Filter the records below for the word "次数不限". Keep each line that has it.
-- The records follows --
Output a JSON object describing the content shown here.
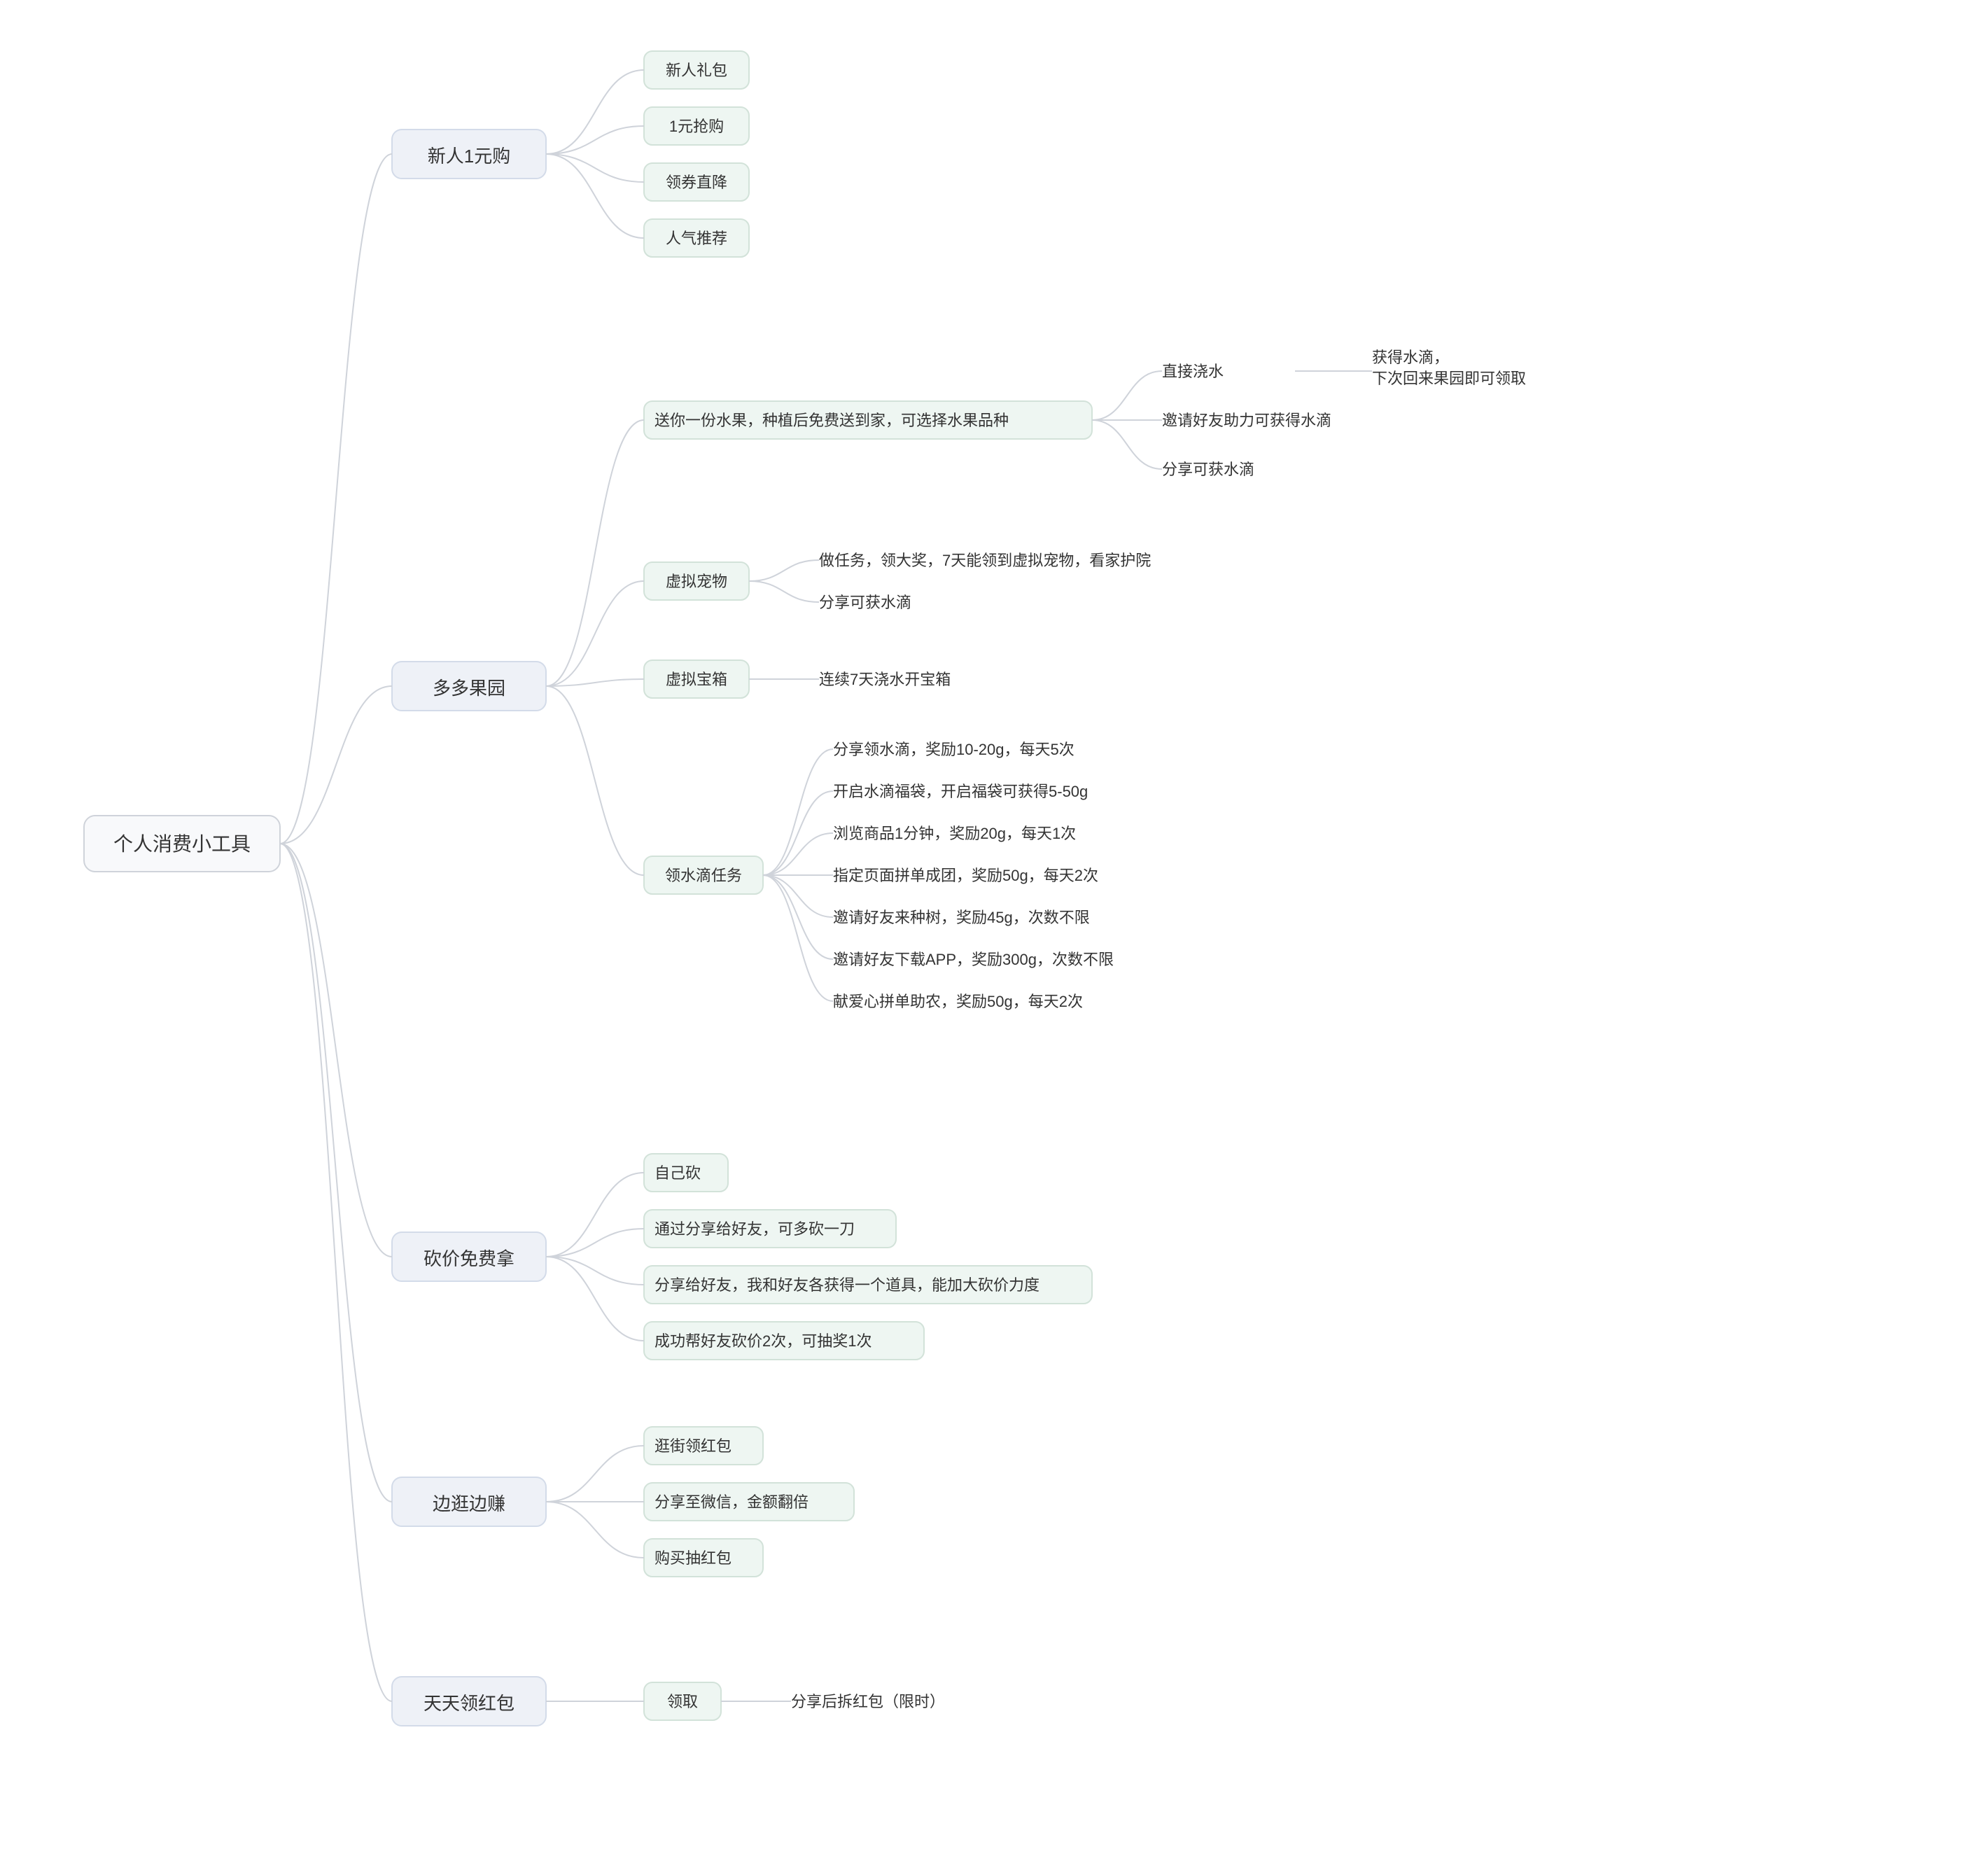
{
  "root": {
    "label": "个人消费小工具"
  },
  "cats": [
    {
      "label": "新人1元购"
    },
    {
      "label": "多多果园"
    },
    {
      "label": "砍价免费拿"
    },
    {
      "label": "边逛边赚"
    },
    {
      "label": "天天领红包"
    }
  ],
  "c1_children": [
    {
      "label": "新人礼包"
    },
    {
      "label": "1元抢购"
    },
    {
      "label": "领券直降"
    },
    {
      "label": "人气推荐"
    }
  ],
  "c2_children": {
    "planting": {
      "label": "送你一份水果，种植后免费送到家，可选择水果品种",
      "children": [
        {
          "label": "直接浇水",
          "note_l1": "获得水滴，",
          "note_l2": "下次回来果园即可领取"
        },
        {
          "label": "邀请好友助力可获得水滴"
        },
        {
          "label": "分享可获水滴"
        }
      ]
    },
    "pet": {
      "label": "虚拟宠物",
      "children": [
        {
          "label": "做任务，领大奖，7天能领到虚拟宠物，看家护院"
        },
        {
          "label": "分享可获水滴"
        }
      ]
    },
    "chest": {
      "label": "虚拟宝箱",
      "children": [
        {
          "label": "连续7天浇水开宝箱"
        }
      ]
    },
    "tasks": {
      "label": "领水滴任务",
      "children": [
        {
          "label": "分享领水滴，奖励10-20g，每天5次"
        },
        {
          "label": "开启水滴福袋，开启福袋可获得5-50g"
        },
        {
          "label": "浏览商品1分钟，奖励20g，每天1次"
        },
        {
          "label": "指定页面拼单成团，奖励50g，每天2次"
        },
        {
          "label": "邀请好友来种树，奖励45g，次数不限"
        },
        {
          "label": "邀请好友下载APP，奖励300g，次数不限"
        },
        {
          "label": "献爱心拼单助农，奖励50g，每天2次"
        }
      ]
    }
  },
  "c3_children": [
    {
      "label": "自己砍"
    },
    {
      "label": "通过分享给好友，可多砍一刀"
    },
    {
      "label": "分享给好友，我和好友各获得一个道具，能加大砍价力度"
    },
    {
      "label": "成功帮好友砍价2次，可抽奖1次"
    }
  ],
  "c4_children": [
    {
      "label": "逛街领红包"
    },
    {
      "label": "分享至微信，金额翻倍"
    },
    {
      "label": "购买抽红包"
    }
  ],
  "c5_children": [
    {
      "label": "领取",
      "note": "分享后拆红包（限时）"
    }
  ]
}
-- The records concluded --
Answer to the problem -
          "label": "邀请好友来种树，奖励45g，次数不限"
          "label": "邀请好友下载APP，奖励300g，次数不限"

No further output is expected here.